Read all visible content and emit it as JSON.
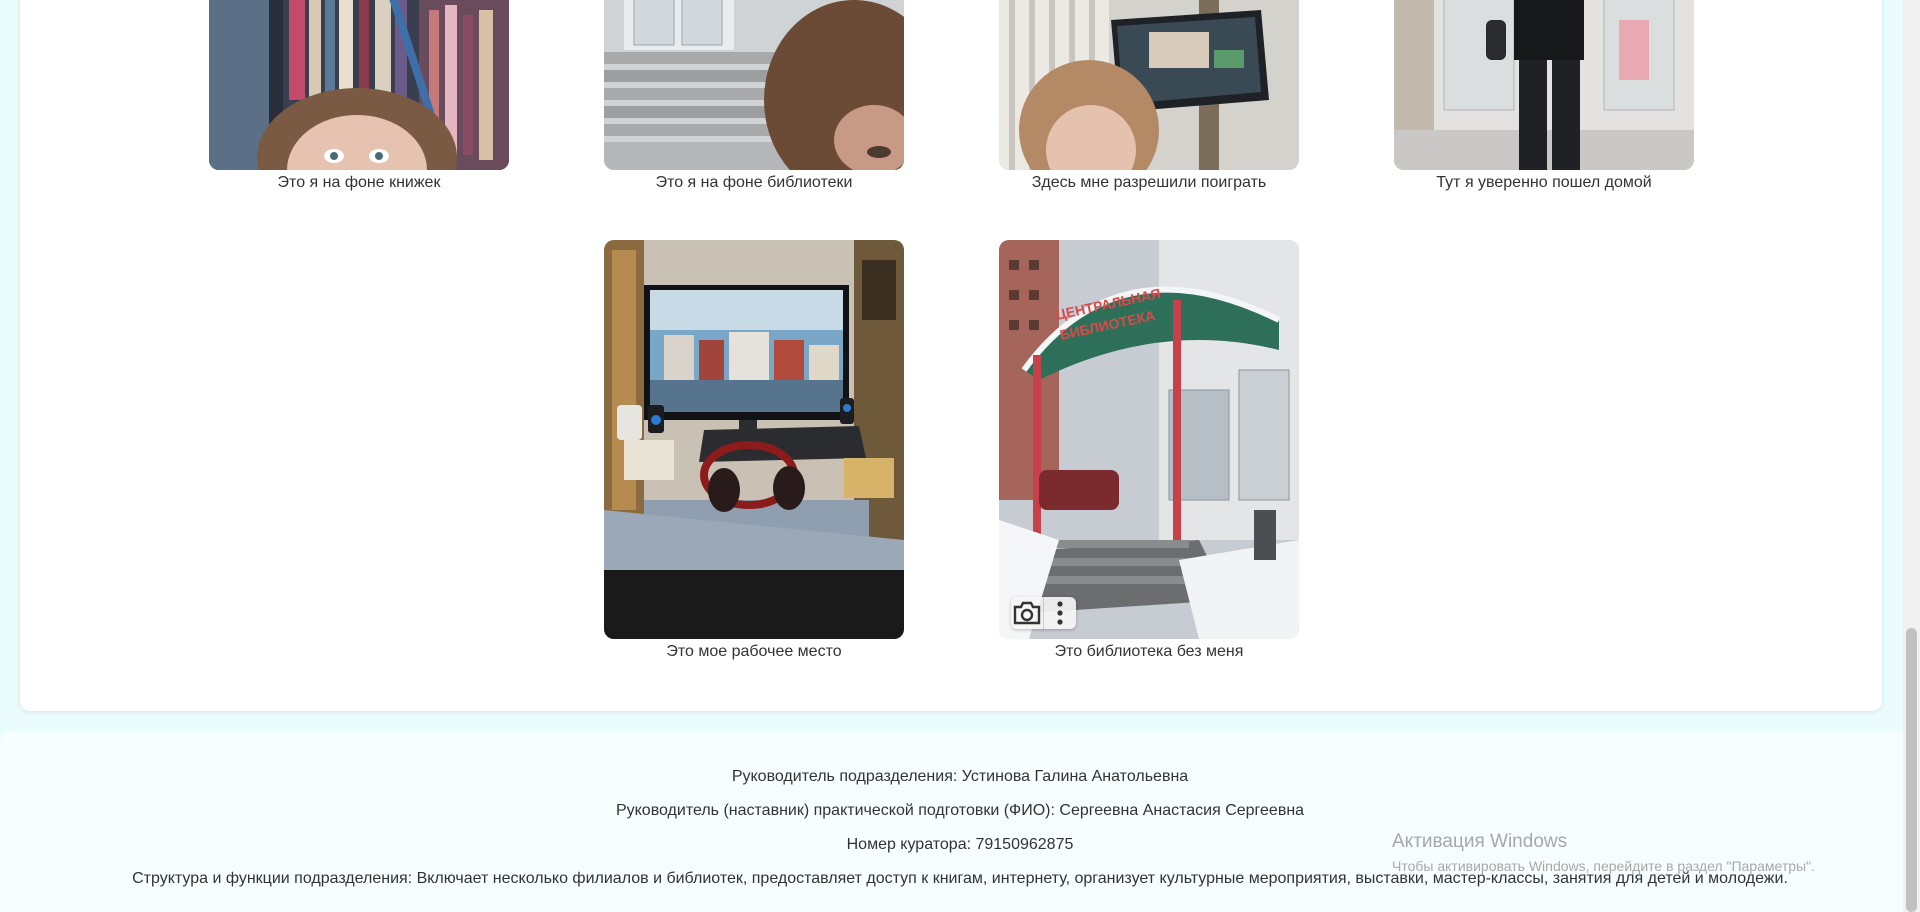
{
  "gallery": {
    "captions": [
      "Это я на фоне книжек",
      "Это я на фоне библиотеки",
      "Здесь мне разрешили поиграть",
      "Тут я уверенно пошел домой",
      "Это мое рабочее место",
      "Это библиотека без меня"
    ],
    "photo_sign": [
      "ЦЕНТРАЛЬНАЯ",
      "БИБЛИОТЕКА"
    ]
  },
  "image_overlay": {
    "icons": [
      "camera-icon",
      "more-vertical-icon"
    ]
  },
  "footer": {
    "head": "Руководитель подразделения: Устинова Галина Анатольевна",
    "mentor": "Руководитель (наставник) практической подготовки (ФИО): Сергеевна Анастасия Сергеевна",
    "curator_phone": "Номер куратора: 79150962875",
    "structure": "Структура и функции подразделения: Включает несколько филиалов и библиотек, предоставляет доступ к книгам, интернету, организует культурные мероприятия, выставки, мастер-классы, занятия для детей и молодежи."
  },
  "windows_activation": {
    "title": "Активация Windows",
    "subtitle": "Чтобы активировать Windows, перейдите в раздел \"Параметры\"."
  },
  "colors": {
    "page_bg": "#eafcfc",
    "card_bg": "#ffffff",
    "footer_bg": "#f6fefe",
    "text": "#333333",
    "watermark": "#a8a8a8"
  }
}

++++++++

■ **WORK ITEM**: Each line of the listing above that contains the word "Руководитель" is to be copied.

■ **EXERCISE ANSWER**:
    "head": "Руководитель подразделения: Устинова Галина Анатольевна",
    "mentor": "Руководитель (наставник) практической подготовки (ФИО): Сергеевна Анастасия Сергеевна",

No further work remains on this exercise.